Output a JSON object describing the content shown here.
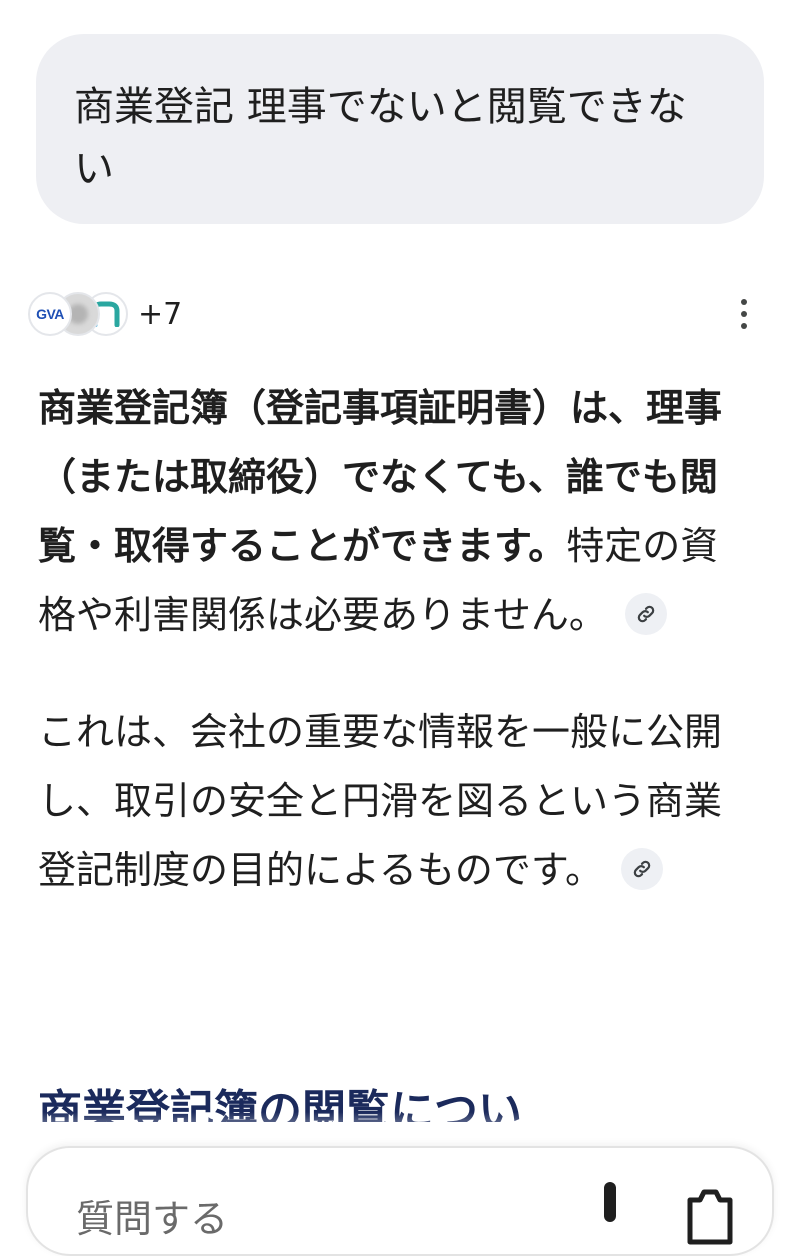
{
  "query": {
    "text": "商業登記 理事でないと閲覧できない"
  },
  "sources": {
    "avatars": [
      "GVA",
      "",
      "n"
    ],
    "more_count": "+7"
  },
  "answer": {
    "p1_bold": "商業登記簿（登記事項証明書）は、理事（または取締役）でなくても、誰でも閲覧・取得することができます。",
    "p1_rest": "特定の資格や利害関係は必要ありません。",
    "p2": "これは、会社の重要な情報を一般に公開し、取引の安全と円滑を図るという商業登記制度の目的によるものです。",
    "next_heading": "商業登記簿の閲覧につい"
  },
  "input": {
    "placeholder": "質問する"
  },
  "colors": {
    "bubble_bg": "#eeeff3",
    "heading": "#1b2a5c",
    "citation_bg": "#eef0f4"
  }
}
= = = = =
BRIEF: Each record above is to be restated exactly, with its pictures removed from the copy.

SOLUTION:
Output a JSON object describing the content shown here.
{
  "query": {
    "text": "商業登記 理事でないと閲覧できない"
  },
  "sources": {
    "avatars": [
      "GVA",
      "",
      "n"
    ],
    "more_count": "+7"
  },
  "answer": {
    "p1_bold": "商業登記簿（登記事項証明書）は、理事（または取締役）でなくても、誰でも閲覧・取得することができます。",
    "p1_rest": "特定の資格や利害関係は必要ありません。",
    "p2": "これは、会社の重要な情報を一般に公開し、取引の安全と円滑を図るという商業登記制度の目的によるものです。",
    "next_heading": "商業登記簿の閲覧につい"
  },
  "input": {
    "placeholder": "質問する"
  },
  "colors": {
    "bubble_bg": "#eeeff3",
    "heading": "#1b2a5c",
    "citation_bg": "#eef0f4"
  }
}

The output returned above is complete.